Many residents of undervalued neighborhoods in Houston are proud of their communities and see untapped potential for future growth. Despite lower home prices, these neighborhoods often offer a strong sense of community and cultural diversity. Some residents even report feeling safer than they did in more popular areas due to closer relationships with neighbors and increased police presence.

While some may overlook undervalued Houston neighborhoods as a place to invest or explore, resident perspectives paint a different picture. These areas may require more cash investment upfront but have the potential for long-term appreciation as development continues. When compared to more popular neighborhoods, these undervalued areas may offer unique experiences that cannot be found elsewhere in the city.

With an understanding of resident perspectives, it is also important to compare these undervalued neighborhoods to more popular ones when considering where to explore next.

Comparing undervalued neighborhoods in Houston to more popular areas reveals distinct differences that may make the former a compelling choice for exploration and investment.

Whereas popular neighborhoods are typically well-established, with established reputations and higher property values, undervalued neighborhoods offer greater potential for growth and return on investment.

One key factor that sets undervalued neighborhoods apart is their affordability. While popular areas may command top dollar for real estate, undervalued neighborhoods present opportunities for buyers to purchase property at lower prices. This not only makes them attractive options for those looking to invest in real estate but also opens up homeownership possibilities for individuals who might be priced out of more expensive areas.

Another distinguishing feature of undervalued neighborhoods is their potential for transformation. These areas often have underutilized spaces or properties that can be repurposed or redeveloped to meet changing community needs. As such, they're often magnets for innovative entrepreneurs, artists, and visionaries who see untapped potential in these communities.
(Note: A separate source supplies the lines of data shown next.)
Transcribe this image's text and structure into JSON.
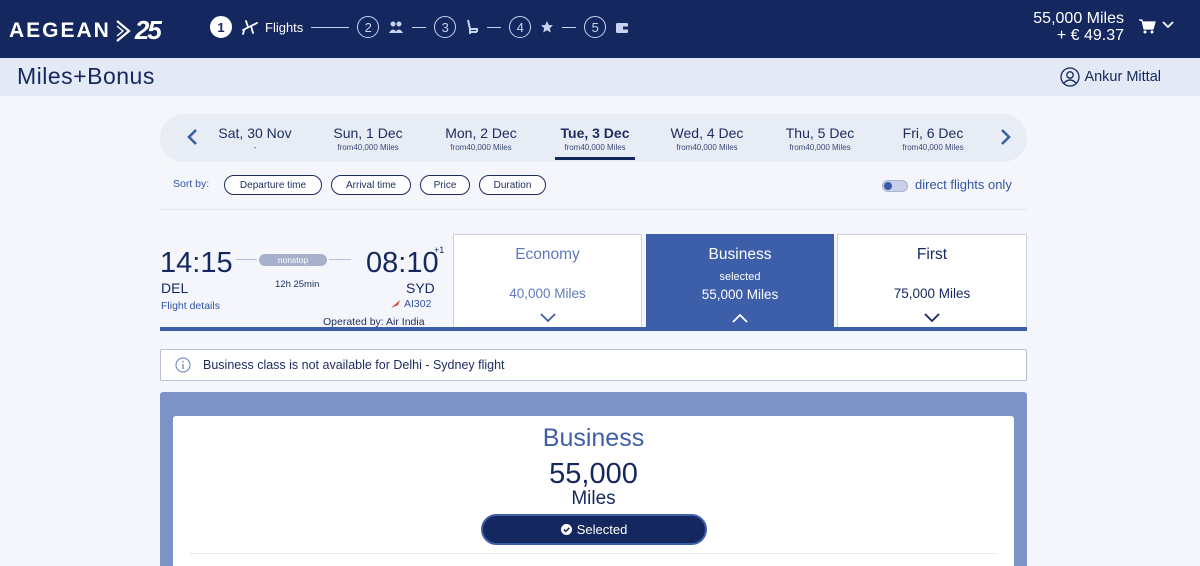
{
  "header": {
    "brand": "AEGEAN",
    "anniversary": "25",
    "steps": [
      {
        "number": "1",
        "label": "Flights",
        "icon": "plane-icon",
        "active": true
      },
      {
        "number": "2",
        "label": "",
        "icon": "passengers-icon",
        "active": false
      },
      {
        "number": "3",
        "label": "",
        "icon": "seat-icon",
        "active": false
      },
      {
        "number": "4",
        "label": "",
        "icon": "star-icon",
        "active": false
      },
      {
        "number": "5",
        "label": "",
        "icon": "wallet-icon",
        "active": false
      }
    ],
    "cart_miles": "55,000 Miles",
    "cart_price": "+ € 49.37"
  },
  "subheader": {
    "program": "Miles+Bonus",
    "user_name": "Ankur Mittal"
  },
  "dates": [
    {
      "label": "Sat, 30 Nov",
      "sub": "-"
    },
    {
      "label": "Sun, 1 Dec",
      "sub": "from40,000 Miles"
    },
    {
      "label": "Mon, 2 Dec",
      "sub": "from40,000 Miles"
    },
    {
      "label": "Tue, 3 Dec",
      "sub": "from40,000 Miles",
      "active": true
    },
    {
      "label": "Wed, 4 Dec",
      "sub": "from40,000 Miles"
    },
    {
      "label": "Thu, 5 Dec",
      "sub": "from40,000 Miles"
    },
    {
      "label": "Fri, 6 Dec",
      "sub": "from40,000 Miles"
    }
  ],
  "sort": {
    "label": "Sort by:",
    "options": [
      "Departure time",
      "Arrival time",
      "Price",
      "Duration"
    ],
    "direct_only_label": "direct flights only",
    "direct_only_enabled": false
  },
  "flight": {
    "departure_time": "14:15",
    "departure_code": "DEL",
    "details_link": "Flight details",
    "stops": "nonstop",
    "duration": "12h 25min",
    "arrival_time": "08:10",
    "day_offset": "+1",
    "arrival_code": "SYD",
    "flight_number": "AI302",
    "operated_by": "Operated by: Air India"
  },
  "fares": {
    "economy": {
      "name": "Economy",
      "miles": "40,000 Miles"
    },
    "business": {
      "name": "Business",
      "status": "selected",
      "miles": "55,000 Miles"
    },
    "first": {
      "name": "First",
      "miles": "75,000 Miles"
    }
  },
  "notice": {
    "text": "Business class is not available for Delhi - Sydney flight"
  },
  "selected_fare": {
    "name": "Business",
    "miles": "55,000",
    "unit": "Miles",
    "button_label": "Selected"
  },
  "colors": {
    "navy": "#14285f",
    "accent_blue": "#3d5ea8",
    "panel_blue": "#7d92c6"
  }
}
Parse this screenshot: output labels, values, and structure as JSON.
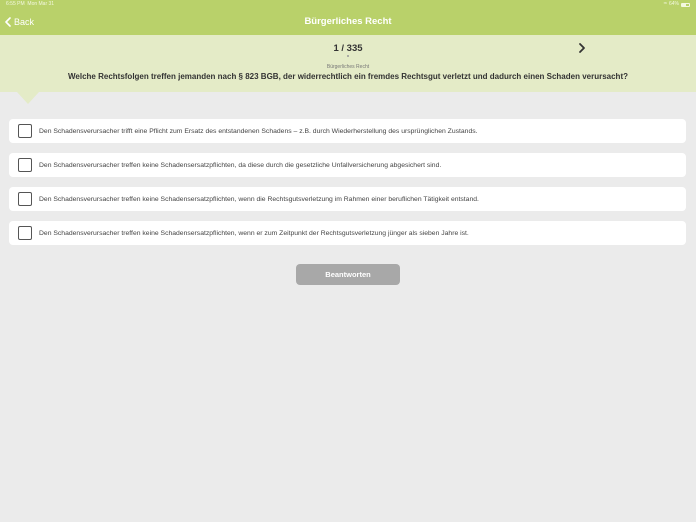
{
  "status_bar": {
    "time": "6:55 PM",
    "date": "Mon Mar 31",
    "battery": "64%",
    "battery_level_percent": 64,
    "icons": [
      "wifi-icon",
      "battery-icon"
    ]
  },
  "navbar": {
    "back_label": "Back",
    "title": "Bürgerliches Recht"
  },
  "question": {
    "pager": "1 / 335",
    "category": "Bürgerliches Recht",
    "text": "Welche Rechtsfolgen treffen jemanden nach § 823 BGB, der widerrechtlich ein fremdes Rechtsgut verletzt und dadurch einen Schaden verursacht?"
  },
  "answers": [
    {
      "text": "Den Schadensverursacher trifft eine Pflicht zum Ersatz des entstandenen Schadens – z.B. durch Wiederherstellung des ursprünglichen Zustands.",
      "checked": false
    },
    {
      "text": "Den Schadensverursacher treffen keine Schadensersatzpflichten, da diese durch die gesetzliche Unfallversicherung abgesichert sind.",
      "checked": false
    },
    {
      "text": "Den Schadensverursacher treffen keine Schadensersatzpflichten, wenn die Rechtsgutsverletzung im Rahmen einer beruflichen Tätigkeit entstand.",
      "checked": false
    },
    {
      "text": "Den Schadensverursacher treffen keine Schadensersatzpflichten, wenn er zum Zeitpunkt der Rechtsgutsverletzung jünger als sieben Jahre ist.",
      "checked": false
    }
  ],
  "submit_label": "Beantworten",
  "colors": {
    "accent": "#b9d16a",
    "header_bg": "#e4ebc7",
    "page_bg": "#ebebeb",
    "button_disabled": "#a8a8a8"
  }
}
With the help of savvy sellers and agents, these neighborhood pioneers can breathe new life into previously overlooked areas and help create vibrant new hubs within Houston's urban landscape.

Frequently Asked Questions

What is the average commute time for residents living in undervalued neighborhoods in Houston?

The average commute time for residents living in undervalued neighborhoods in Houston is approximately 30-45 minutes. Factors such as traffic congestion, distance from work, and mode of transportation can greatly influence this duration.

How have these undervalued neighborhoods historically been impacted by gentrification and displacement?

Undervalued neighborhoods in Houston have historically been impacted by gentrification and displacement. This has led to the loss of affordable housing options and cultural heritage. Further research is needed to explore potential solutions for preserving these communities.

What are some specific initiatives or programs aimed at preserving cultural diversity in these neighborhoods?

Various initiatives and programs have been implemented in undervalued Houston neighborhoods to preserve cultural diversity. These include community land trusts, affordable housing policies, and small business assistance programs aimed at empowering residents and promoting economic growth while minimizing displacement.

How do the crime rates in undervalued neighborhoods compare to more affluent areas of Houston?

The crime rates in undervalued neighborhoods of Houston are generally higher compared to more affluent areas. This can lead to safety concerns and impact property values. However, initiatives aimed at community development could eventually improve the situation.

Are there any notable community events or festivals that take place in these neighborhoods throughout the year?

Several undervalued neighborhoods in Houston host community events and festivals throughout the year. These events highlight local culture, food, music, and art. Attending such events can be an insightful way to learn about these lesser-known neighborhoods.